Better used sparingly: subtle touches. Also, not all instruments from a region sound like they come from that region; conversely, instruments from another region can sound perfectly at home in this region. Eg. Duduk is Armenian but can sound great in a South African setting.
PD: don’t fight shy of requesting changes! Composer expects this. If possible, spend some time with Composer in their studio to listen and study the inner structure of the cues. Cues are made up of numerous layers. It’s vital that PD can play with the material in conjunction with Composer: it makes the conversation more detailed and strengthens the feeling of collaboration. For example…
PD: “what’s that high pulsy sound?”
C: “this one?” (solos a synth pad)
PD: “Yes. Can we try removing it?”

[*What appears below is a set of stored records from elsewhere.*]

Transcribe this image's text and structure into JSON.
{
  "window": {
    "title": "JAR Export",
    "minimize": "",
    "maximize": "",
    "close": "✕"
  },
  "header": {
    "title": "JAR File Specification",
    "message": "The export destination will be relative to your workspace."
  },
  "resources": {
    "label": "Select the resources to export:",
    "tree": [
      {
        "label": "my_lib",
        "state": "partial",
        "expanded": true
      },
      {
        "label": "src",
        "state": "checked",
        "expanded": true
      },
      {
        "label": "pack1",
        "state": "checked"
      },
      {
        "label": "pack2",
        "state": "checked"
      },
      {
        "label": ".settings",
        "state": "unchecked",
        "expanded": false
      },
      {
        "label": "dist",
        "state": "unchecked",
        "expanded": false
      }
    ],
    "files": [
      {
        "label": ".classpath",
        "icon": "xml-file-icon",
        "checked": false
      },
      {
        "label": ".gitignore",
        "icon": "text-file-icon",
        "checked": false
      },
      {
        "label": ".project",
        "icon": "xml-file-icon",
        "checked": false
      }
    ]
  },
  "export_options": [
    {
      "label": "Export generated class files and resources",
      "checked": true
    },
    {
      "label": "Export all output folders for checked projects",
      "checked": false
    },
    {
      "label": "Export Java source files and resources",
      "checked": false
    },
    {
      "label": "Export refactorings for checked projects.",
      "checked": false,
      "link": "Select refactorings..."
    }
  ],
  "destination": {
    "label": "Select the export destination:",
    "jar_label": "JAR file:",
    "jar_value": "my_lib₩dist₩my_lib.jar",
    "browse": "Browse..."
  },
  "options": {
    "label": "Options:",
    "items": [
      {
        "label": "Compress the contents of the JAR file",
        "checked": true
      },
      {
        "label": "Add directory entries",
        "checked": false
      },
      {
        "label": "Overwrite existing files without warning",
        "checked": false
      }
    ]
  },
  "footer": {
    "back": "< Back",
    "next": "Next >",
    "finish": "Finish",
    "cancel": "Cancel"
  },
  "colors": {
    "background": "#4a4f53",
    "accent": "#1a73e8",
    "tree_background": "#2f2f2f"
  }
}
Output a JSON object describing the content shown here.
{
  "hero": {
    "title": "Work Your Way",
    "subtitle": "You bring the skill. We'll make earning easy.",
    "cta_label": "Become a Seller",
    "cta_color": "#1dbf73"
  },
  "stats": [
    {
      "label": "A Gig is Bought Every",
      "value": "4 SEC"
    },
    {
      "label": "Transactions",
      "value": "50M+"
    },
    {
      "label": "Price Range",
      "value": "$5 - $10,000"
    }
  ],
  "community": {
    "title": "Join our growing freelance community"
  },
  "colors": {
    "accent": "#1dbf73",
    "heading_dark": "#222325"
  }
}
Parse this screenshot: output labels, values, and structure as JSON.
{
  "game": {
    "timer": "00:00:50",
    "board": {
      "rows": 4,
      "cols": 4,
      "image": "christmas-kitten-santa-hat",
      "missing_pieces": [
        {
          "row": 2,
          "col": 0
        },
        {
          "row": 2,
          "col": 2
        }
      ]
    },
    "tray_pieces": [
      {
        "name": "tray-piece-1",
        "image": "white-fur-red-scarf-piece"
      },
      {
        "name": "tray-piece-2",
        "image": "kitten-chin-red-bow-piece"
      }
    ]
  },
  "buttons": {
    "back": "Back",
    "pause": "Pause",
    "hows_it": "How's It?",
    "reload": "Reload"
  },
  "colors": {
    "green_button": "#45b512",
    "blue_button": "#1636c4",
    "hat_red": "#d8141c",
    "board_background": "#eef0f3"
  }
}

C: “Of course. Now listen…” (Plays cue with synth muted)
PD: “That’s better!”
Choosing a composer
Bear in mind, it’s not only a question of whether Composer writes good music; consider their personality – how they will be to work with for several months in the edit; are they happy to take notes from PD and rescore (multiple times if necessary), and perhaps abandon material that isn’t working from PD’s perspective, (however much Composer feels it is!)? Sympatico between PD and Composer is really important (consider the long creative relationships between Steven Spielberg & John Williams, Alfred Hitchcock & Bernard Herrmann, Serge Leone & Ennio Morricone). Vitally, PD needs to feel that Composer simply ‘gets’ their film.
Delivery of sketches during the edit – what to ask for
Draft sketches. PD asks, for each scene: a QT with a rough mix of music to guide comm and fx; plus a music-only BWAV cue with timecode reference – this allows PD an opportunity to review the scene quickly (QT), and Editor to lay cue into picture edit (WAV).
Composer process summarised
· Compose maybe free or to treatment/ and to pics (the musical idea – melody, harmony, tempo, rhythm, sound world)
· Electronic/ sample arrangement (draft sketch, rough mixed)
· Apply notes from PD (v2, v3, v4); rewrites, edits, adjustments until sign-off
· Orchestration (prepping electronic scores for live acoustic performance)
· Music preparation for recording (layout and copying of scores and parts), plus associated admin in booking studio, engineer, fixing musicians etc.
· Score mixdown (another creative stage) leading to deliverables: stem delivery for eg. dolby atmos – where final cues are presented in layers: eg. acoustic longs, acoustic shorts, synth longs, synth shorts, solos, percussion etc. A process which allows for some flexibility/ further creative decisions in the dub.
On landmark productions a music team is required, usually consisting of the following:
· Additional Music Composer(s)
· Composer’s Assistant(s)
· Music Editor
· Copyist (Music Prep)
· Orchestra/ Conductor
· Recording Engineer(s)
· Score/ Music Mixer
When to engage Composer on the project
Early on allowing time for discussions and Composer to become familiar with the project and possibly begin initial sketching (not necessarily to picture). Composer can provide materials (musical toolkit) in the early stages. Composing to picture typically begins around fine cut.
Composer and Conductor